• **Work request**: The records under this task must be duplicated exactly.

(Data for processing)

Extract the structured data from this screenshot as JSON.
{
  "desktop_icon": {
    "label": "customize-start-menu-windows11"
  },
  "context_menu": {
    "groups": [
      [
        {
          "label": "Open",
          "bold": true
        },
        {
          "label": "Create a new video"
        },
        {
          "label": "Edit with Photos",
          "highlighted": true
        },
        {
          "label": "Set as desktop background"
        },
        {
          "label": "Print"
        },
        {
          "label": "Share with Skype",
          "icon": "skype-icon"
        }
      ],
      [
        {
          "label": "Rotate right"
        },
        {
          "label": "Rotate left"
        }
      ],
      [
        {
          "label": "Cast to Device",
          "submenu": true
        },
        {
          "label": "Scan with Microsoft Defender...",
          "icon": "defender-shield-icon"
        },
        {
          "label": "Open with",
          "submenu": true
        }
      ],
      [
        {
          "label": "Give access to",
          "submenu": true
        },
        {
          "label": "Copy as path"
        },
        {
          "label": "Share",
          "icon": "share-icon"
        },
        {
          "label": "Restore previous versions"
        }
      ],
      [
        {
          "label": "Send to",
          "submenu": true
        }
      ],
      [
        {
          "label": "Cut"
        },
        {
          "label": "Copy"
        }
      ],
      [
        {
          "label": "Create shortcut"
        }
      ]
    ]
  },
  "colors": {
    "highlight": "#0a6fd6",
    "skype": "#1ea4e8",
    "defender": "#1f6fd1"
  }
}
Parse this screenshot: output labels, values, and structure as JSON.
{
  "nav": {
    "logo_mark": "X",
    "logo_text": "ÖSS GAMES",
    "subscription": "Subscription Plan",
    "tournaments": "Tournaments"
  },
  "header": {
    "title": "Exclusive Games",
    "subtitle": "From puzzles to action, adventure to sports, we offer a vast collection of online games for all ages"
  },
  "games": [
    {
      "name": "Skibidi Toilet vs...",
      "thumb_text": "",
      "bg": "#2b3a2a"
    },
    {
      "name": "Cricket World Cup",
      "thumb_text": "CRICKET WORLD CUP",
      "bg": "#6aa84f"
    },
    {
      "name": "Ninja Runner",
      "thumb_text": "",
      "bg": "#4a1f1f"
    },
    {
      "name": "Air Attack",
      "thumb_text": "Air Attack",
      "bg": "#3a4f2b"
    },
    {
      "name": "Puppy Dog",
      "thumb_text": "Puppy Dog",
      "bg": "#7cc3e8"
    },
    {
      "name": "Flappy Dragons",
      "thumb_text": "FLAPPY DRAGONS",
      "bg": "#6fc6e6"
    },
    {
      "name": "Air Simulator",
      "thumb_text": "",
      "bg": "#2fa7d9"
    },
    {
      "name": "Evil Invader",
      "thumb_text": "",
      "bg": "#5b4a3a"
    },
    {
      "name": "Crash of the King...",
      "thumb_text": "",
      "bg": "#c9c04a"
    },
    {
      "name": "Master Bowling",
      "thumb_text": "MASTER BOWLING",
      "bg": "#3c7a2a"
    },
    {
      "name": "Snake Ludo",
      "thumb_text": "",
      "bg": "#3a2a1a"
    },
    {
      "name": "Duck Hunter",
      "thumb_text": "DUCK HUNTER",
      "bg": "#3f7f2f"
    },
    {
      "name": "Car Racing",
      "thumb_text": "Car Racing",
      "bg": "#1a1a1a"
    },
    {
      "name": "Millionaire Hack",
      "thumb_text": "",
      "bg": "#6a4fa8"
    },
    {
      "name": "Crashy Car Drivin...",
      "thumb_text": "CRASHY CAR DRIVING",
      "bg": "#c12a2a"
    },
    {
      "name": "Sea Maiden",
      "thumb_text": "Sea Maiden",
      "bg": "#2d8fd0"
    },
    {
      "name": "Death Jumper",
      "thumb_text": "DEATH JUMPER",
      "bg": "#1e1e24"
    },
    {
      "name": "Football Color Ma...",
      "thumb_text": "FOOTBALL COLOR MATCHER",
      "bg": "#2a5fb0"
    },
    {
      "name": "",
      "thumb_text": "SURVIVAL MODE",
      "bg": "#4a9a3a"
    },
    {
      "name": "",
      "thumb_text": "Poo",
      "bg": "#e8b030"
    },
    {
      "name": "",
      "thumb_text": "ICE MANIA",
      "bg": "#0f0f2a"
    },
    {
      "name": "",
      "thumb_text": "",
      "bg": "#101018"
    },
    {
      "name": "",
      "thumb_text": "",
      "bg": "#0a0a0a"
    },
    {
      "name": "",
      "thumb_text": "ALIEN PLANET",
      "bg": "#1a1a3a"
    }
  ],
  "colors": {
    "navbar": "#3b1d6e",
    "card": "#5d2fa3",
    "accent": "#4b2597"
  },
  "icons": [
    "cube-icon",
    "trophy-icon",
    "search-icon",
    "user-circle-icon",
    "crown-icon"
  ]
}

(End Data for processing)

• **Solution**:
Extract the structured data from this screenshot as JSON.
{
  "desktop_icon": {
    "label": "customize-start-menu-windows11"
  },
  "context_menu": {
    "groups": [
      [
        {
          "label": "Open",
          "bold": true
        },
        {
          "label": "Create a new video"
        },
        {
          "label": "Edit with Photos",
          "highlighted": true
        },
        {
          "label": "Set as desktop background"
        },
        {
          "label": "Print"
        },
        {
          "label": "Share with Skype",
          "icon": "skype-icon"
        }
      ],
      [
        {
          "label": "Rotate right"
        },
        {
          "label": "Rotate left"
        }
      ],
      [
        {
          "label": "Cast to Device",
          "submenu": true
        },
        {
          "label": "Scan with Microsoft Defender...",
          "icon": "defender-shield-icon"
        },
        {
          "label": "Open with",
          "submenu": true
        }
      ],
      [
        {
          "label": "Give access to",
          "submenu": true
        },
        {
          "label": "Copy as path"
        },
        {
          "label": "Share",
          "icon": "share-icon"
        },
        {
          "label": "Restore previous versions"
        }
      ],
      [
        {
          "label": "Send to",
          "submenu": true
        }
      ],
      [
        {
          "label": "Cut"
        },
        {
          "label": "Copy"
        }
      ],
      [
        {
          "label": "Create shortcut"
        }
      ]
    ]
  },
  "colors": {
    "highlight": "#0a6fd6",
    "skype": "#1ea4e8",
    "defender": "#1f6fd1"
  }
}
Parse this screenshot: output labels, values, and structure as JSON.
{
  "nav": {
    "logo_mark": "X",
    "logo_text": "ÖSS GAMES",
    "subscription": "Subscription Plan",
    "tournaments": "Tournaments"
  },
  "header": {
    "title": "Exclusive Games",
    "subtitle": "From puzzles to action, adventure to sports, we offer a vast collection of online games for all ages"
  },
  "games": [
    {
      "name": "Skibidi Toilet vs...",
      "thumb_text": "",
      "bg": "#2b3a2a"
    },
    {
      "name": "Cricket World Cup",
      "thumb_text": "CRICKET WORLD CUP",
      "bg": "#6aa84f"
    },
    {
      "name": "Ninja Runner",
      "thumb_text": "",
      "bg": "#4a1f1f"
    },
    {
      "name": "Air Attack",
      "thumb_text": "Air Attack",
      "bg": "#3a4f2b"
    },
    {
      "name": "Puppy Dog",
      "thumb_text": "Puppy Dog",
      "bg": "#7cc3e8"
    },
    {
      "name": "Flappy Dragons",
      "thumb_text": "FLAPPY DRAGONS",
      "bg": "#6fc6e6"
    },
    {
      "name": "Air Simulator",
      "thumb_text": "",
      "bg": "#2fa7d9"
    },
    {
      "name": "Evil Invader",
      "thumb_text": "",
      "bg": "#5b4a3a"
    },
    {
      "name": "Crash of the King...",
      "thumb_text": "",
      "bg": "#c9c04a"
    },
    {
      "name": "Master Bowling",
      "thumb_text": "MASTER BOWLING",
      "bg": "#3c7a2a"
    },
    {
      "name": "Snake Ludo",
      "thumb_text": "",
      "bg": "#3a2a1a"
    },
    {
      "name": "Duck Hunter",
      "thumb_text": "DUCK HUNTER",
      "bg": "#3f7f2f"
    },
    {
      "name": "Car Racing",
      "thumb_text": "Car Racing",
      "bg": "#1a1a1a"
    },
    {
      "name": "Millionaire Hack",
      "thumb_text": "",
      "bg": "#6a4fa8"
    },
    {
      "name": "Crashy Car Drivin...",
      "thumb_text": "CRASHY CAR DRIVING",
      "bg": "#c12a2a"
    },
    {
      "name": "Sea Maiden",
      "thumb_text": "Sea Maiden",
      "bg": "#2d8fd0"
    },
    {
      "name": "Death Jumper",
      "thumb_text": "DEATH JUMPER",
      "bg": "#1e1e24"
    },
    {
      "name": "Football Color Ma...",
      "thumb_text": "FOOTBALL COLOR MATCHER",
      "bg": "#2a5fb0"
    },
    {
      "name": "",
      "thumb_text": "SURVIVAL MODE",
      "bg": "#4a9a3a"
    },
    {
      "name": "",
      "thumb_text": "Poo",
      "bg": "#e8b030"
    },
    {
      "name": "",
      "thumb_text": "ICE MANIA",
      "bg": "#0f0f2a"
    },
    {
      "name": "",
      "thumb_text": "",
      "bg": "#101018"
    },
    {
      "name": "",
      "thumb_text": "",
      "bg": "#0a0a0a"
    },
    {
      "name": "",
      "thumb_text": "ALIEN PLANET",
      "bg": "#1a1a3a"
    }
  ],
  "colors": {
    "navbar": "#3b1d6e",
    "card": "#5d2fa3",
    "accent": "#4b2597"
  },
  "icons": [
    "cube-icon",
    "trophy-icon",
    "search-icon",
    "user-circle-icon",
    "crown-icon"
  ]
}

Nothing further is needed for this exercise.